Halting the flow of the warm, turbid river at Lake Powell, the dam releases cold, clear water from the bottom of the reservoir that provides hydroelectric power and establishes ideal conditions for a sport fishery below. Along with the trout, midges, mayflies, caddis flies, scuds, cladophora algae, snails and crayfish also were put in the river.
During its first decade, the fishery remained largely undiscovered as the nutrient-rich river grew massive trout upward of 10 pounds. Hitting its prime in the 1970s, the section was designated a blue-ribbon trout fishery by the Arizona Game and Fish Department in 1981. Erratic river flows attributed to artificial floods, drought and scientific studies led to corresponding rises and ebbing of the fishery over the next two decades. Bolstered by healthy runoff in recent years, the river once again looks to be living up to its potential.
“It’s a pretty good time to be a guide at Lees Ferry right now,” said Capt. Tyson Warren, an 11-year fishing guide with Lees Ferry Anglers. “It makes us look like gods.”
Warren, who retired from the Air Force to spend summers guiding the Rio Grande and San Juan rivers with Wolf Creek Anglers near his home in South Fork, grew up in Flagstaff, Ariz., and returns to the vermilion cliffs of that state each spring to savor the scenery and spectacular fishing of Marble Canyon and Lees Ferry. With water temperatures holding consistent in the mid-40s below the dam, midges make up the primary food source for trout these days, and the proper mix of warming nights and sunlight on the canyon floor create optimal fishing conditions until Warren returns home May 30.
“Right now is the most popular time, and the midge hatches are about to really pop. But the fishery is open 365 days a year, and because the water temperature is so consistent, you have as good a chance of having a great day in January as you do any time of year,” Warren said. “The summer season is growing among people who don’t mind the heat, since the cicada hatch is our only real dry-fly fishing.”
The reality that no man steps into the same river twice is emphasized over a day of fishing at Lees Ferry, as hydropower demands dictate the amount of water flowing through the channel. The advantage is that anglers actually have the opportunity to scout the riverbed for potential holding areas before they are covered with water, then drift a cast over them as the river rises and fish move into prime spots.

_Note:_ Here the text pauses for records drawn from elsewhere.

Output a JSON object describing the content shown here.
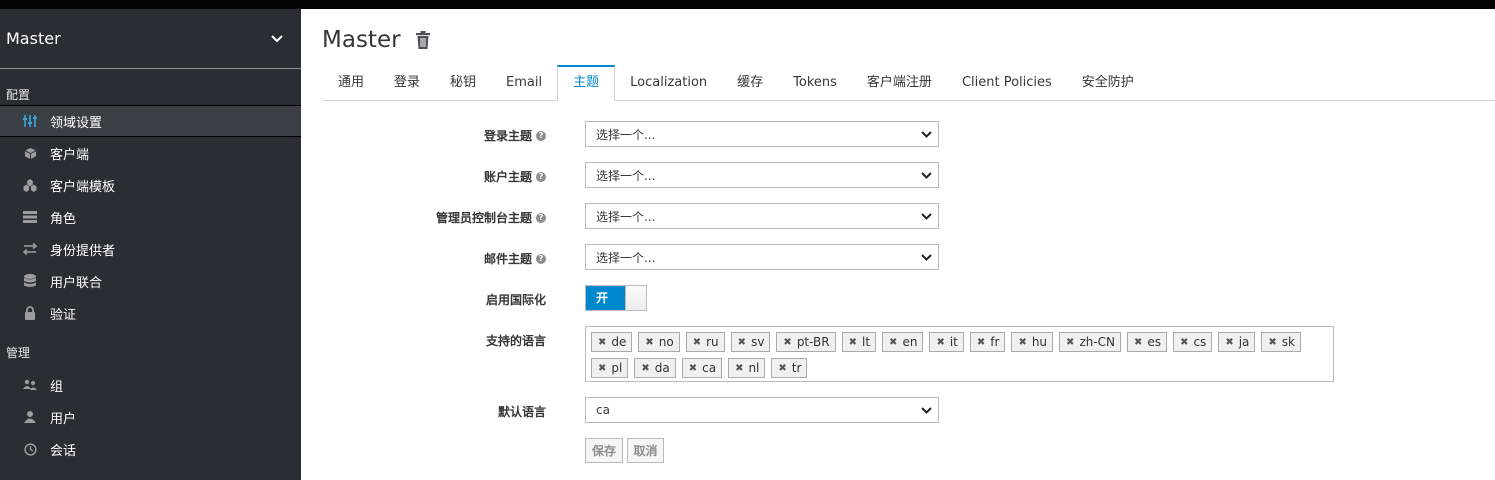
{
  "sidebar": {
    "realm": "Master",
    "config_title": "配置",
    "config_items": [
      {
        "label": "领域设置",
        "icon": "sliders-icon",
        "active": true
      },
      {
        "label": "客户端",
        "icon": "cube-icon"
      },
      {
        "label": "客户端模板",
        "icon": "cubes-icon"
      },
      {
        "label": "角色",
        "icon": "list-icon"
      },
      {
        "label": "身份提供者",
        "icon": "exchange-icon"
      },
      {
        "label": "用户联合",
        "icon": "database-icon"
      },
      {
        "label": "验证",
        "icon": "lock-icon"
      }
    ],
    "manage_title": "管理",
    "manage_items": [
      {
        "label": "组",
        "icon": "users-icon"
      },
      {
        "label": "用户",
        "icon": "user-icon"
      },
      {
        "label": "会话",
        "icon": "clock-icon"
      }
    ]
  },
  "page": {
    "title": "Master",
    "tabs": [
      "通用",
      "登录",
      "秘钥",
      "Email",
      "主题",
      "Localization",
      "缓存",
      "Tokens",
      "客户端注册",
      "Client Policies",
      "安全防护"
    ],
    "active_tab": "主题"
  },
  "form": {
    "login_theme_label": "登录主题",
    "login_theme_value": "选择一个...",
    "account_theme_label": "账户主题",
    "account_theme_value": "选择一个...",
    "admin_theme_label": "管理员控制台主题",
    "admin_theme_value": "选择一个...",
    "email_theme_label": "邮件主题",
    "email_theme_value": "选择一个...",
    "i18n_label": "启用国际化",
    "i18n_toggle_text": "开",
    "i18n_enabled": true,
    "locales_label": "支持的语言",
    "locales": [
      "de",
      "no",
      "ru",
      "sv",
      "pt-BR",
      "lt",
      "en",
      "it",
      "fr",
      "hu",
      "zh-CN",
      "es",
      "cs",
      "ja",
      "sk",
      "pl",
      "da",
      "ca",
      "nl",
      "tr"
    ],
    "default_locale_label": "默认语言",
    "default_locale_value": "ca",
    "save_label": "保存",
    "cancel_label": "取消"
  },
  "colors": {
    "accent": "#0088ce",
    "sidebar_bg": "#292e34",
    "active_nav_icon": "#39a5dc"
  }
}
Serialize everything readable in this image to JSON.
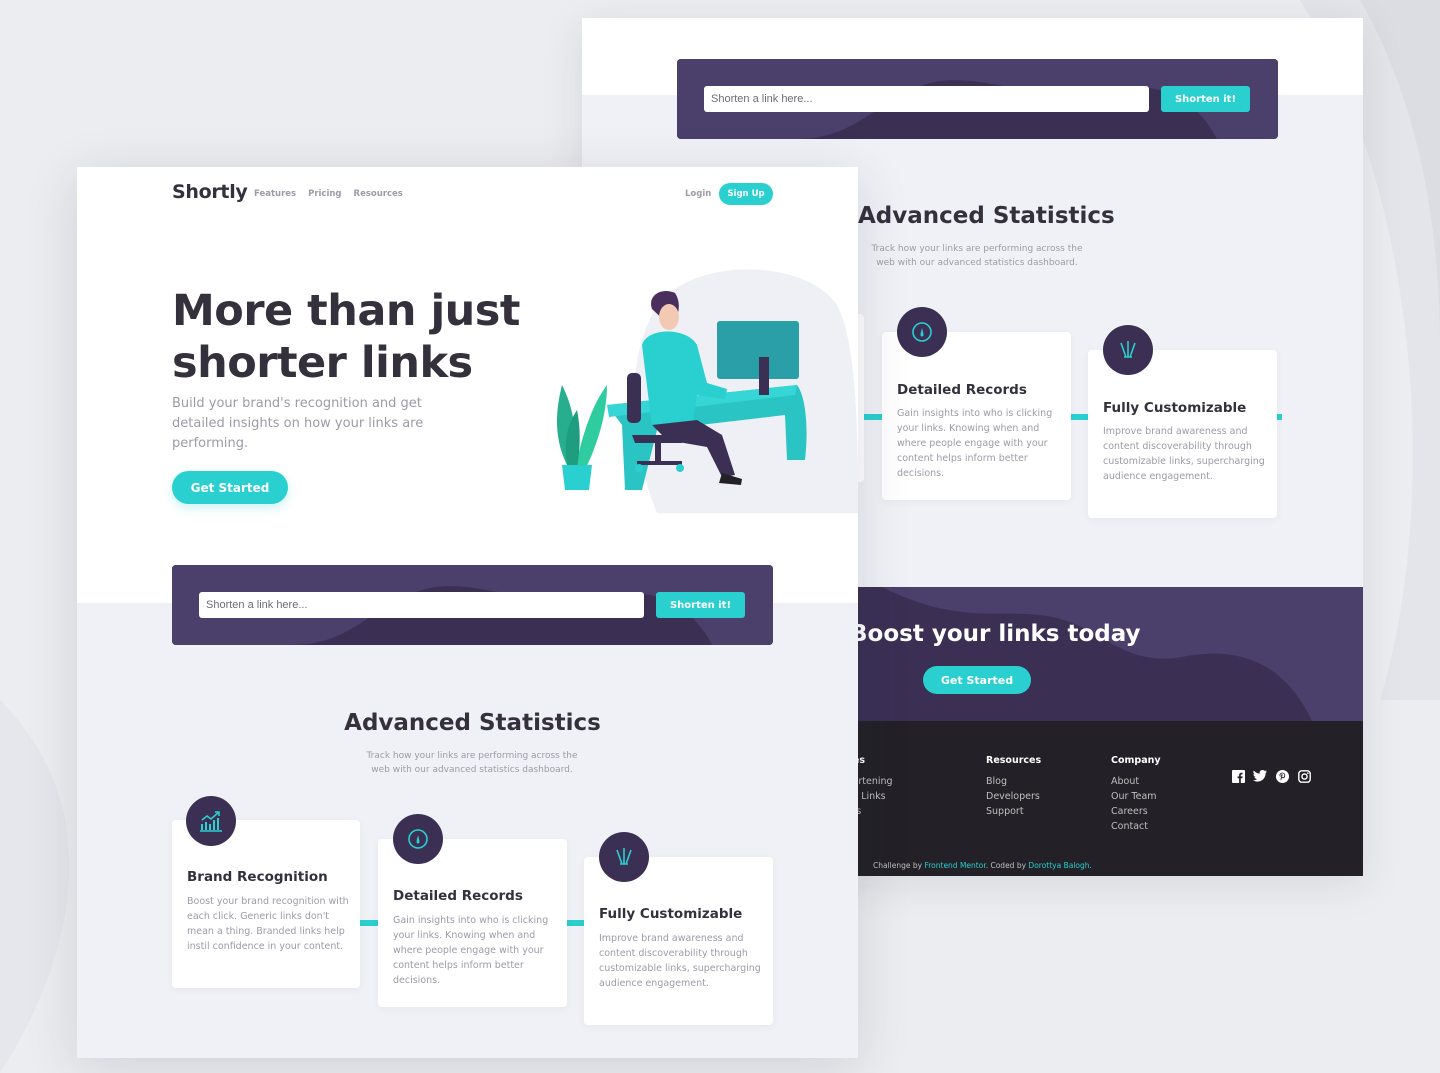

By beginning the day early, fishermen can cover a wide variety of water without ever moving more than 100 yards. Although fish react to midges, San Juan worms, egg patterns and small woolly buggers, changing flies essentially is optional once the bite is established. The downside is that the fishing often turns off when the river begins to recede, typically by 2 p.m.
It’s an odd game, where the weather report for Las Vegas or Southern California can have as big an impact as the weather in nearby Page, Ariz., because of the power demands for air conditioners. But after so many years on the water, Warren essentially has a flow chart imprinted in his mind that tells him what spots fish best at given river levels.
When the fishing is on, 50-plus fish is not an unreasonable expectation of a day. With an estimated 20,000 fish per mile, finding fish longer than 20 inches remains possible, although it takes perseverance.
Gunn has confidence that his favorite fishery will continue to improve for at least another year, thanks in large part to last summer’s extended runoff that stirred up nutrient-laden sediment upstream. He has seen the impact before, the dramatic increase in aquatic vegetation and organisms, and the resulting crop of large and healthy fish.
But just what the long-term future of the fishery holds is anybody’s guess.
“I keep waiting for the bubble to burst, to have a bad year,” Warren said. “But right now, it’s about as good as it gets.”